Conclusion

The first president to fly on an airplane was President Franklin D. Roosevelt in January 1943. He was flying to attend a meeting with Winston Churchill in Casablanca, Morocco. He flew through South America and around to avoid detection by enemy forces. Today, most presidents use planes to travel, as it’s the fastest and safest way to get to their final destination.

Frequently Asked Questions

  • How did the Wright brothers’ first flight in 1903 impact the course of modern travel?

The Wright brothers’ first flight in 1903 marked a significant turning point in modern travel. It introduced the airplane as a new mode of transportation, shifting people’s reliance from traditional methods like horses, cars, trains, and boats to air travel. This innovation paved the way for the aviation industry to develop and revolutionized the concept of travel, making long-distance journeys faster and more accessible.

  • Why did President Franklin D. Roosevelt choose to fly across the Atlantic Ocean to meet Winston Churchill during World War II, despite the risks involved?

President Roosevelt needed to attend a covert meeting with British Prime Minister Winston Churchill in Casablanca, Morocco, during World War II. As the war was ongoing, travel by boat was risky due to the presence of German U-boat operations in the Atlantic Ocean.

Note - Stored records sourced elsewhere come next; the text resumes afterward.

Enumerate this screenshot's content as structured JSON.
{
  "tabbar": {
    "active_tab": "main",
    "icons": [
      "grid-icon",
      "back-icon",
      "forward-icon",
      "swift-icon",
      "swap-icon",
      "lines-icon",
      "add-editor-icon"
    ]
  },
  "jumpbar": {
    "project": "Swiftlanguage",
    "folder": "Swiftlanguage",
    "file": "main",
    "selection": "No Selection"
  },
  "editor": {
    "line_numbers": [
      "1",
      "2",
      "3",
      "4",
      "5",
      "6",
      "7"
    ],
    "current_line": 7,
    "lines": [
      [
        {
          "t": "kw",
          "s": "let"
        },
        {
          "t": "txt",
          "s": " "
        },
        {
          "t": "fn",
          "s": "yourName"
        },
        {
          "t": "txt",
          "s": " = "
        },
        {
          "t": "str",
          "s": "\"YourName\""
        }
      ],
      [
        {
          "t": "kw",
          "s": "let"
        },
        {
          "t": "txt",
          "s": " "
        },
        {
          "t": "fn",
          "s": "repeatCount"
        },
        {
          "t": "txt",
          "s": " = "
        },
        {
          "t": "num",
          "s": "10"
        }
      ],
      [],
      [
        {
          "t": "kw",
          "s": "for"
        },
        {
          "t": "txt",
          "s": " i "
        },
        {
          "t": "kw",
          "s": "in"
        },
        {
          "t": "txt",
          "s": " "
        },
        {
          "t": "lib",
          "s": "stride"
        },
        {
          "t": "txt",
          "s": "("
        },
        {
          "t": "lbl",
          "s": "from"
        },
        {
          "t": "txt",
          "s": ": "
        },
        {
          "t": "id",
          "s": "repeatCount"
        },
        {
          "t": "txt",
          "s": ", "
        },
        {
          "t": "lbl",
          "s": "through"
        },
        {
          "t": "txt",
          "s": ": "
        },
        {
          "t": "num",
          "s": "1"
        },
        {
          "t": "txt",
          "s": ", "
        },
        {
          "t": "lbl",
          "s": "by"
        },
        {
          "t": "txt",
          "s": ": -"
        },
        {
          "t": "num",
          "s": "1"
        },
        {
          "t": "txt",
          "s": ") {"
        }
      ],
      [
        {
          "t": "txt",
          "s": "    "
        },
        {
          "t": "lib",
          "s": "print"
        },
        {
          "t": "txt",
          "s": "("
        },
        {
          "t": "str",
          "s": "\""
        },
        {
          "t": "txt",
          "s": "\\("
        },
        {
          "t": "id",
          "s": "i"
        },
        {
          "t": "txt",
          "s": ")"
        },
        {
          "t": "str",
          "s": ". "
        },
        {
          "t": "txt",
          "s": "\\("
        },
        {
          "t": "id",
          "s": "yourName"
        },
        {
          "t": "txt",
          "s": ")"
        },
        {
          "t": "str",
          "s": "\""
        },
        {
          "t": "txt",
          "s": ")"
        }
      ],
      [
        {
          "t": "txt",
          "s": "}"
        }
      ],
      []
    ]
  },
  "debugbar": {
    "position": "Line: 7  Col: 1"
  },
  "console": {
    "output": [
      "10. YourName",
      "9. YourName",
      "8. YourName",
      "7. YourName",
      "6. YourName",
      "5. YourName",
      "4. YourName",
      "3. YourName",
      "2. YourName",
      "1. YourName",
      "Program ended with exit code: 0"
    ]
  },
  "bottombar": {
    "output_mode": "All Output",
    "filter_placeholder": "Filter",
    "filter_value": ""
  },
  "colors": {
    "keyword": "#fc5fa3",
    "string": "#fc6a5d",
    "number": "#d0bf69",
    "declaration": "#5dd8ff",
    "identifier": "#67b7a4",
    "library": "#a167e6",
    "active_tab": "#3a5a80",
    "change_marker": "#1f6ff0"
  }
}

Flying was considered a safer option, despite the challenges and risks involved in long-distance flights at that time.

  • What were the key stops in President Roosevelt’s historic flight to Casablanca, Morocco, and how did this journey shape the future of presidential travel?

President Roosevelt’s historic flight to Casablanca, Morocco, involved multiple stops for refueling and rest. The key stops on his multi-leg journey included Trinidad, Belem (Brazil), Bathurst (Gambia), and Casablanca (Morocco). This extensive flight showcased the feasibility of long-distance air travel for presidential purposes and demonstrated the potential for using airplanes in diplomatic missions and official travels.

  • How did President Roosevelt’s frequent use of airplanes lead to the establishment of Air Force One, and what are some of the distinctive features of this specialized presidential aircraft?

President Roosevelt’s frequent use of airplanes for official and personal travel during his presidency highlighted the need for a dedicated presidential aircraft. As a result, a specialized fleet of airplanes was developed and eventually became known as “Air Force One.” This aircraft is uniquely equipped to accommodate the president’s travel requirements, including advanced communication systems, secure technology, and defensive measures for the safety and continuity of government operations during air travel.

  • What are the security measures in place when the president travels by air, and how do they ensure the safety of the president and the continuity of the government in case of emergencies?

When the president travels by air, various security measures are implemented to ensure their safety and the continuity of the government. One key measure is that senior government officials often travel on separate planes and vehicles to the same destination, reducing the risk of a single accident or attack compromising the entire government. Additionally, Air Force One and other designated presidential aircraft are equipped with advanced security features and communication systems to protect the president during air travel. Specific protocols and emergency procedures are in place to handle any potential threats or emergencies that may arise during the journey.